• _Directions for this task_: Reproduce the records that follow without alteration, apart from removing the pictures.

• _Data for processing_:
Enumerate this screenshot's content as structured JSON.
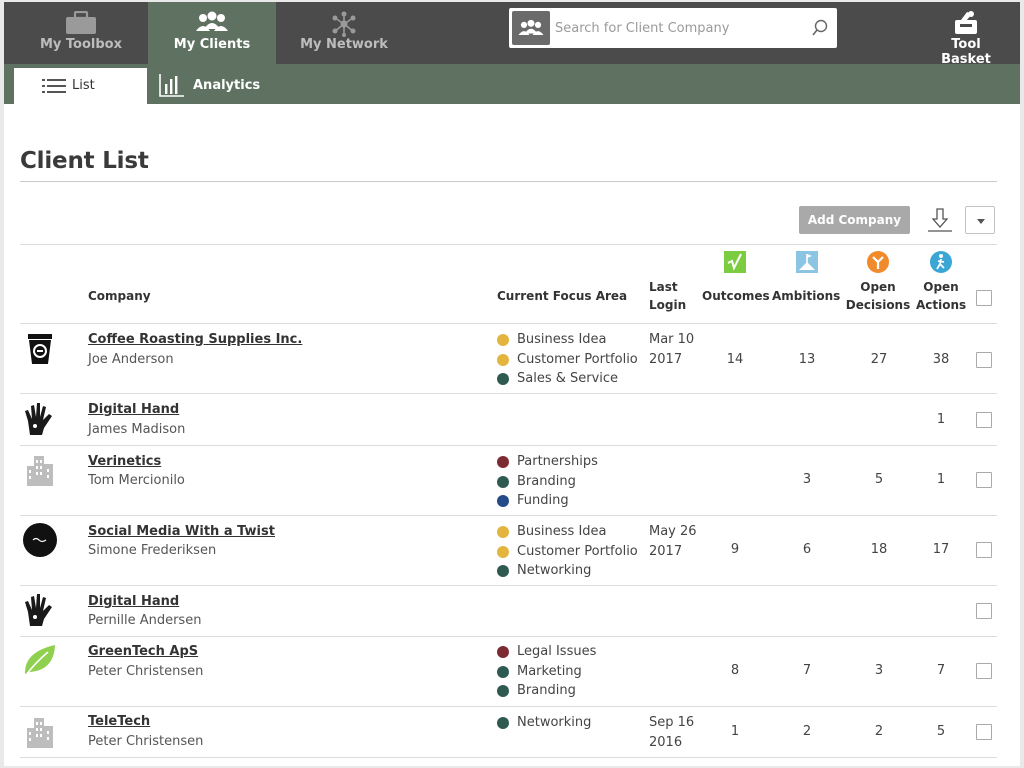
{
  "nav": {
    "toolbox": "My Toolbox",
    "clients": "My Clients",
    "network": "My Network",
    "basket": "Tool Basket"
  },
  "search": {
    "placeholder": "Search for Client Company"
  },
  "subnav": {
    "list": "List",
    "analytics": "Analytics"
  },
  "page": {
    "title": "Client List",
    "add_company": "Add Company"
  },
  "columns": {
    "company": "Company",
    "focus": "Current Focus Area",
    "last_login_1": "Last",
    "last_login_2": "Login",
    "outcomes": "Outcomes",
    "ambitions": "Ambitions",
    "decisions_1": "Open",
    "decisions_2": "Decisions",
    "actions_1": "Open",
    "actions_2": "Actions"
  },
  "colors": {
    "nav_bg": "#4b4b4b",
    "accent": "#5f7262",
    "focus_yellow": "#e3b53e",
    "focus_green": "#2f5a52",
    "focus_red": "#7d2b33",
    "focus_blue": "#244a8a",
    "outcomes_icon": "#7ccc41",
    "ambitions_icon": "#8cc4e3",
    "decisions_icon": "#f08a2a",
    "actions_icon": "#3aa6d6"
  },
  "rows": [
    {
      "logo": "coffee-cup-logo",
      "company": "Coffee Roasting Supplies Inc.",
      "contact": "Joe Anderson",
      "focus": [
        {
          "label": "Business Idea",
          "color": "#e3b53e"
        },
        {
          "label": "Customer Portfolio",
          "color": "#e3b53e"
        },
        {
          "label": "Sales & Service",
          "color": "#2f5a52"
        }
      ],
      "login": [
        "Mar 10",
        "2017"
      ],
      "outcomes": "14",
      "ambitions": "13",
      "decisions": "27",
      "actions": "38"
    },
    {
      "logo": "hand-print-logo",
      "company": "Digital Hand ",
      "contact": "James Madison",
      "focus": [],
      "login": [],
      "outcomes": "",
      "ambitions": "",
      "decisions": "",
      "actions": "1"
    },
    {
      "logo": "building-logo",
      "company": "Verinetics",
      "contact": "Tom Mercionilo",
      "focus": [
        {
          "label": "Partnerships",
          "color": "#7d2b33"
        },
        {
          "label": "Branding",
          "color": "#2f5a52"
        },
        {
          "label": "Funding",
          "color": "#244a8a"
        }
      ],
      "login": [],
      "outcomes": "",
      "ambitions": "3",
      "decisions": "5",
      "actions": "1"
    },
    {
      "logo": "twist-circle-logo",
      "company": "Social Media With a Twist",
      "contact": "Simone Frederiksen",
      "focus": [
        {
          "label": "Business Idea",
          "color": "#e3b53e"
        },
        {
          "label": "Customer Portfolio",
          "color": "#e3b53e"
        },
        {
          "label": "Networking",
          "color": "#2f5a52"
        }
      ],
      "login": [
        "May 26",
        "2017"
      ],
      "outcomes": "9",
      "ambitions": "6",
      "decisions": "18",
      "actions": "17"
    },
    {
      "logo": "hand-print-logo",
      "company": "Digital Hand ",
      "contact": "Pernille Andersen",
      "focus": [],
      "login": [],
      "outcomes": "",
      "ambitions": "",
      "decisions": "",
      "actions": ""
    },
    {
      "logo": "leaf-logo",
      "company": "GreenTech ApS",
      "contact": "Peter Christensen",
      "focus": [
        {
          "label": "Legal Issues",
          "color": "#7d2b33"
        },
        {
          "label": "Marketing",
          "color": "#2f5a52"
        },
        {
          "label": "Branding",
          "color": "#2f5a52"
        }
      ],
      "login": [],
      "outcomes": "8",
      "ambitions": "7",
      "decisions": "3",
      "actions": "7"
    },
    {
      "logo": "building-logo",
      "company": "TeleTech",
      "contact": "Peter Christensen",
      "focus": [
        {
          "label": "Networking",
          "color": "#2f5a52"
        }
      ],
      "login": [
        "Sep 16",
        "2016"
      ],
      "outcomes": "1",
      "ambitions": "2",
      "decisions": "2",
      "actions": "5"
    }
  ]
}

• _Your response_:
Enumerate this screenshot's content as structured JSON.
{
  "nav": {
    "toolbox": "My Toolbox",
    "clients": "My Clients",
    "network": "My Network",
    "basket": "Tool Basket"
  },
  "search": {
    "placeholder": "Search for Client Company"
  },
  "subnav": {
    "list": "List",
    "analytics": "Analytics"
  },
  "page": {
    "title": "Client List",
    "add_company": "Add Company"
  },
  "columns": {
    "company": "Company",
    "focus": "Current Focus Area",
    "last_login_1": "Last",
    "last_login_2": "Login",
    "outcomes": "Outcomes",
    "ambitions": "Ambitions",
    "decisions_1": "Open",
    "decisions_2": "Decisions",
    "actions_1": "Open",
    "actions_2": "Actions"
  },
  "colors": {
    "nav_bg": "#4b4b4b",
    "accent": "#5f7262",
    "focus_yellow": "#e3b53e",
    "focus_green": "#2f5a52",
    "focus_red": "#7d2b33",
    "focus_blue": "#244a8a",
    "outcomes_icon": "#7ccc41",
    "ambitions_icon": "#8cc4e3",
    "decisions_icon": "#f08a2a",
    "actions_icon": "#3aa6d6"
  },
  "rows": [
    {
      "logo": "coffee-cup-logo",
      "company": "Coffee Roasting Supplies Inc.",
      "contact": "Joe Anderson",
      "focus": [
        {
          "label": "Business Idea",
          "color": "#e3b53e"
        },
        {
          "label": "Customer Portfolio",
          "color": "#e3b53e"
        },
        {
          "label": "Sales & Service",
          "color": "#2f5a52"
        }
      ],
      "login": [
        "Mar 10",
        "2017"
      ],
      "outcomes": "14",
      "ambitions": "13",
      "decisions": "27",
      "actions": "38"
    },
    {
      "logo": "hand-print-logo",
      "company": "Digital Hand ",
      "contact": "James Madison",
      "focus": [],
      "login": [],
      "outcomes": "",
      "ambitions": "",
      "decisions": "",
      "actions": "1"
    },
    {
      "logo": "building-logo",
      "company": "Verinetics",
      "contact": "Tom Mercionilo",
      "focus": [
        {
          "label": "Partnerships",
          "color": "#7d2b33"
        },
        {
          "label": "Branding",
          "color": "#2f5a52"
        },
        {
          "label": "Funding",
          "color": "#244a8a"
        }
      ],
      "login": [],
      "outcomes": "",
      "ambitions": "3",
      "decisions": "5",
      "actions": "1"
    },
    {
      "logo": "twist-circle-logo",
      "company": "Social Media With a Twist",
      "contact": "Simone Frederiksen",
      "focus": [
        {
          "label": "Business Idea",
          "color": "#e3b53e"
        },
        {
          "label": "Customer Portfolio",
          "color": "#e3b53e"
        },
        {
          "label": "Networking",
          "color": "#2f5a52"
        }
      ],
      "login": [
        "May 26",
        "2017"
      ],
      "outcomes": "9",
      "ambitions": "6",
      "decisions": "18",
      "actions": "17"
    },
    {
      "logo": "hand-print-logo",
      "company": "Digital Hand ",
      "contact": "Pernille Andersen",
      "focus": [],
      "login": [],
      "outcomes": "",
      "ambitions": "",
      "decisions": "",
      "actions": ""
    },
    {
      "logo": "leaf-logo",
      "company": "GreenTech ApS",
      "contact": "Peter Christensen",
      "focus": [
        {
          "label": "Legal Issues",
          "color": "#7d2b33"
        },
        {
          "label": "Marketing",
          "color": "#2f5a52"
        },
        {
          "label": "Branding",
          "color": "#2f5a52"
        }
      ],
      "login": [],
      "outcomes": "8",
      "ambitions": "7",
      "decisions": "3",
      "actions": "7"
    },
    {
      "logo": "building-logo",
      "company": "TeleTech",
      "contact": "Peter Christensen",
      "focus": [
        {
          "label": "Networking",
          "color": "#2f5a52"
        }
      ],
      "login": [
        "Sep 16",
        "2016"
      ],
      "outcomes": "1",
      "ambitions": "2",
      "decisions": "2",
      "actions": "5"
    }
  ]
}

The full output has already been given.